Finally, I have some time to tell you about the wonderful second book of Ursula LeGuin’s Earthsea cycle.
My Rating: 5/5
At age 6, Tenar was taken from her family and brought to the island of Atuan, where she is dedicated to the service of the dark and powerful gods of the underground known as the Nameless Ones. At her consecration ceremony, she is given a new name: Arha, or “the eaten one.” From then on, she serves as the high priestess of these powerful, malevolent beings.
Tenar’s childhood isn’t much of one. She rebels against “grown up” responsibility with lighthearted escapades and careless sass. Eventually, she accepts her solitary role and the dark rituals she must perform as the One Priestess of the Tombs. She also begins to feel at home with the Tombs, an oppressive and unlit maze of tunnels and locked rooms. This is her domain, the lair of the Nameless Ones, and the place where trespassers are sent to die a slow death. As Tenar grows into a young woman, she visits the Tombs more and more often. To her, the Tombs are an escape from the monotony of her life and the mounting political conspiracies she senses among the other high priestesses.
One winter’s day, Tenar traps a man she finds roaming the Tombs. That man is Ged, the protagonist of “A Wizard of Earthsea,” now an older (by only several years) and wiser wizard. Ged admits he has come to steal the greatest treasure of the Tombs – the Ring of Erreth-Akbe, an arm-band talisman that was broken in half centuries ago and must be mended and retrieved to restore peace in Earthsea. Tenar knows that, as Priestess of the Tombs, she must sentence anyone who threatens the Tomb to death. Yet, she’s intrigued by Ged’s stories of the outside world and the magical powers he harbors. Thus, Tenar’s story is a struggle of duty and desire – the desire for freedom.
“The Tombs of Atuan” isn’t as chock full of fantasy elements as “Wizard of Earthsea” is. But there is good reason for this. Atuan is on the far northeastern reach of Earthsea. No dragons fly there, and no wizards practice there, mostly because the Kargads (the natives of Atuan) have banned magic from their lands. Ged does perform a limited amount of sorcery in this book. And what’s neat about the experience of Earthsea magic in this book is that the reader experiences it through Tenar’s eyes. You sense her fear when she first witnesses it, and then her awe and respect once she learns to trust the wizard. It’s a logical transition of feelings, and because it’s so realistic I enjoyed Tenar’s reactions to magic very much. My favorites include the rabbit, the dress illusion, and Ged’s “disguise.”

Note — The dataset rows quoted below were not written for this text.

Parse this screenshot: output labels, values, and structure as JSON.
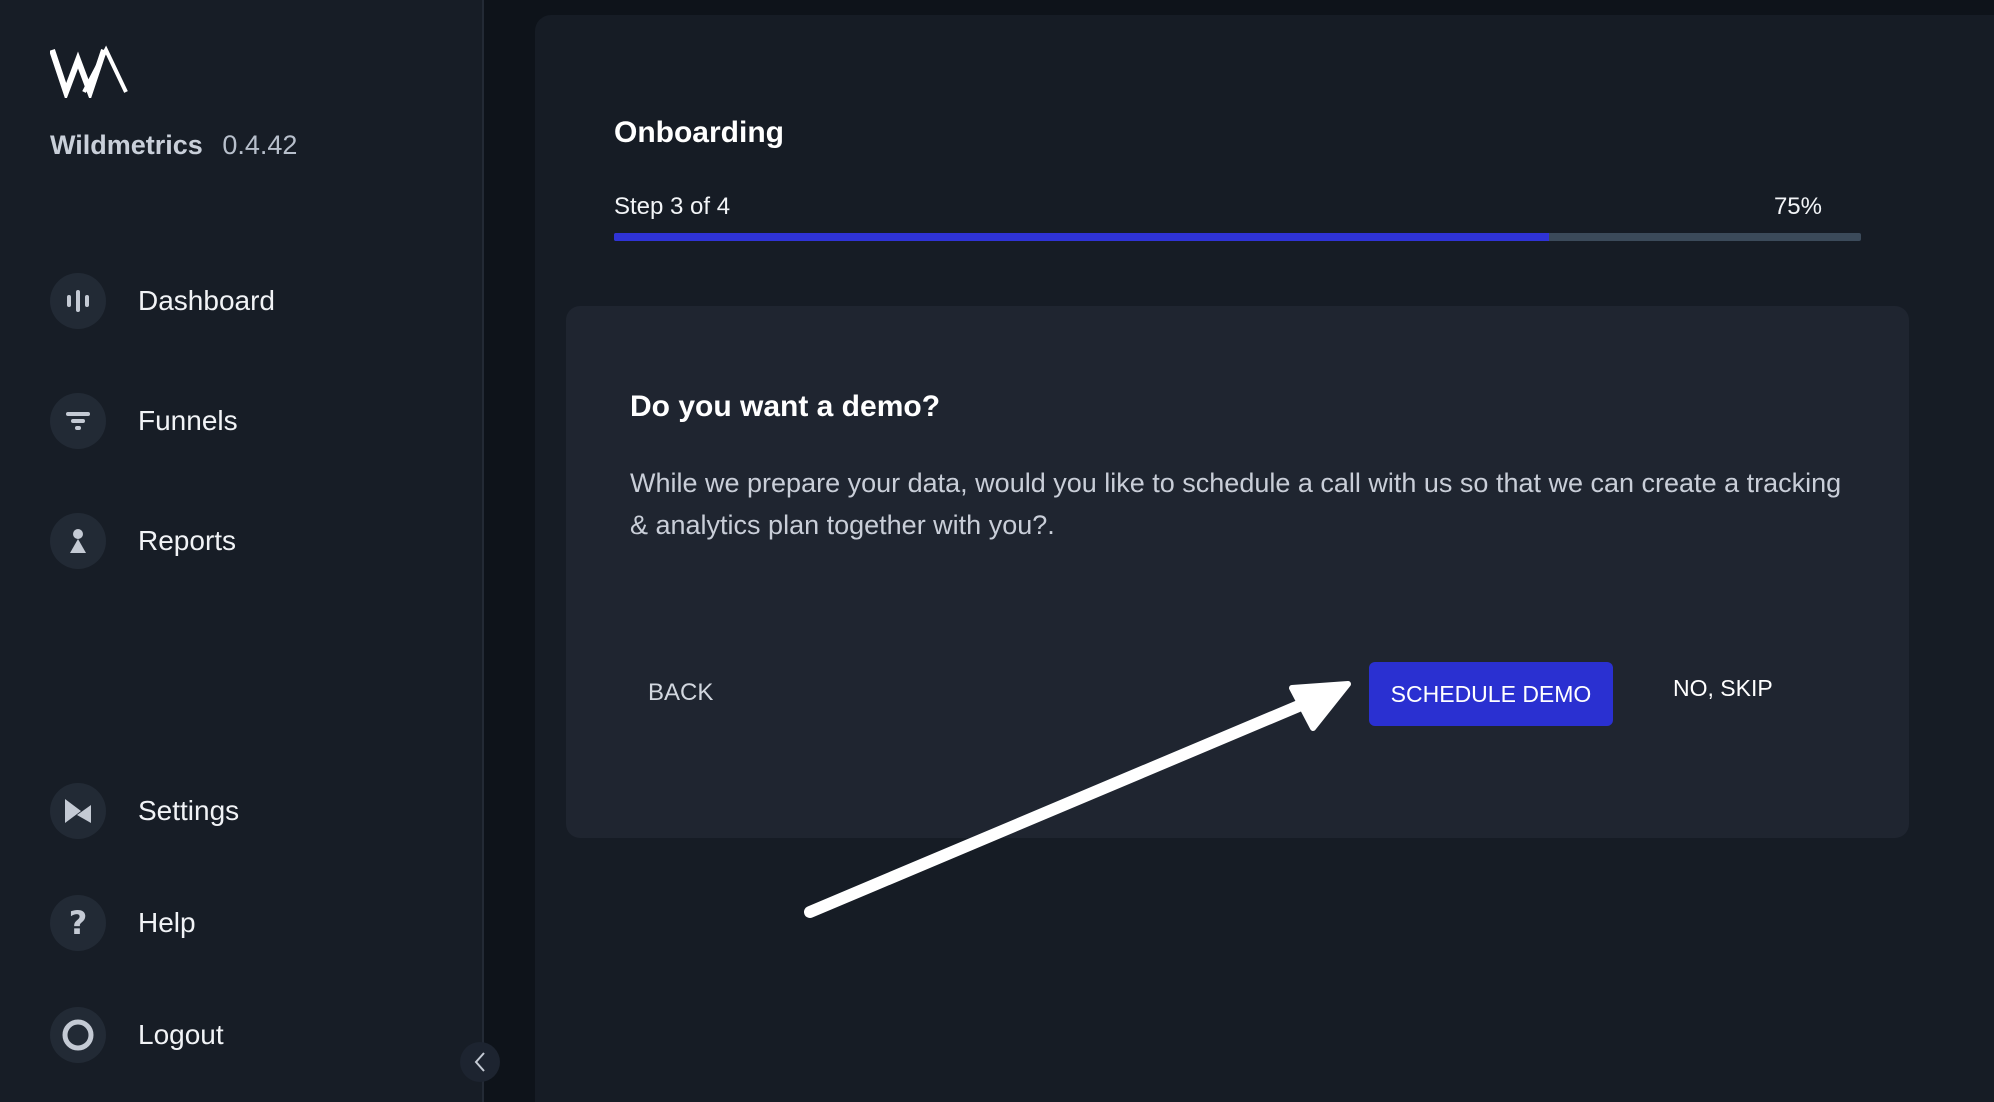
{
  "sidebar": {
    "brand_name": "Wildmetrics",
    "version": "0.4.42",
    "nav": [
      {
        "label": "Dashboard",
        "icon": "bar-chart-icon"
      },
      {
        "label": "Funnels",
        "icon": "funnel-icon"
      },
      {
        "label": "Reports",
        "icon": "person-icon"
      }
    ],
    "bottom_nav": [
      {
        "label": "Settings",
        "icon": "settings-flag-icon"
      },
      {
        "label": "Help",
        "icon": "question-icon"
      },
      {
        "label": "Logout",
        "icon": "circle-icon"
      }
    ]
  },
  "onboarding": {
    "title": "Onboarding",
    "step_text": "Step 3 of 4",
    "percent_text": "75%",
    "progress": 0.75
  },
  "card": {
    "title": "Do you want a demo?",
    "body": "While we prepare your data, would you like to schedule a call with us so that we can create a tracking & analytics plan together with you?.",
    "back_label": "BACK",
    "schedule_label": "SCHEDULE DEMO",
    "skip_label": "NO, SKIP"
  },
  "colors": {
    "accent": "#2a30d1",
    "progress_track": "#3b4a5a",
    "sidebar_bg": "#171d26",
    "main_bg": "#161c25",
    "card_bg": "#1f2530"
  }
}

What I love most about “The Tombs of Atuan” is the relationship between Tenar and Ged. It’s by no means romantic, since wizards of Earthsea must remain celibate. It is, however, a bond that strengthens and transforms itself and both characters during the course of the book. At first, Tenar fears and despises Ged, while he pities her and is at her mercy. By the end of the book, they trust one another and depend on each other in order to survive. Thus, their bond is an unbreakable trust, a reverence of sorts, that transcends both plutonic and romantic levels. There is one spot where I think Tenar may be falling in love with Ged. He is, after all, the first man she has seen alive in years. She struggles a little to hide these feelings, but in time she accepts the fact that Ged cannot stay with her.
One more highlight of this book is its dialogue. LeGuin knows there are two feats that good dialogue must overcome: It must capture the speaker’s personality, and it must contain some memorable lines. Here are some lines from Ged as he explains – no, as he implores Tenar one last time to leave her priestess life and seek freedom in the inner isles of Earthsea:
“… You were the vessel of evil. The evil is poured out. It is done. It is buried in its own tomb. You were never made for cruelty and darkness; you were made to hold light, as a lamp burning holds and gives its light. I found the lamp unlit; I won’t leave it on some desert island like a thing found and cast away…”
These are some of the most passionately written and (in my imagination) spoken lines I’ve ever read. And being a writer myself, I wish I could have written lines like this. When you find yourself saying this, you know it’s great literature.
I cannot say a single negative thing about this book. I adored it from start to end. It’s also a short book, so if you want to savor the story you’ve got to read it time and time again. (I did – I’ve already read it three times in the past couple months!) If you have read “A Wizard of Earthsea” and haven’t gotten to the rest of the series, you need to finish it. Start with “The Tombs of Atuan,” of course. It’s a worthy continuation of the Earthsea stories that is dark, eloquent, and heartrending. It’s also more character driven than the first book, but given the setting and culture of Atuan, it has to be this way. I cannot wait to read the next two Earthsea books. In fact, don’t be surprised if “The Farthest Shore” is my next recommendation. 😉
For more information on Ursula LeGuin and “The Tombs of Atuan,” visit Ursula LeGuin’s Website.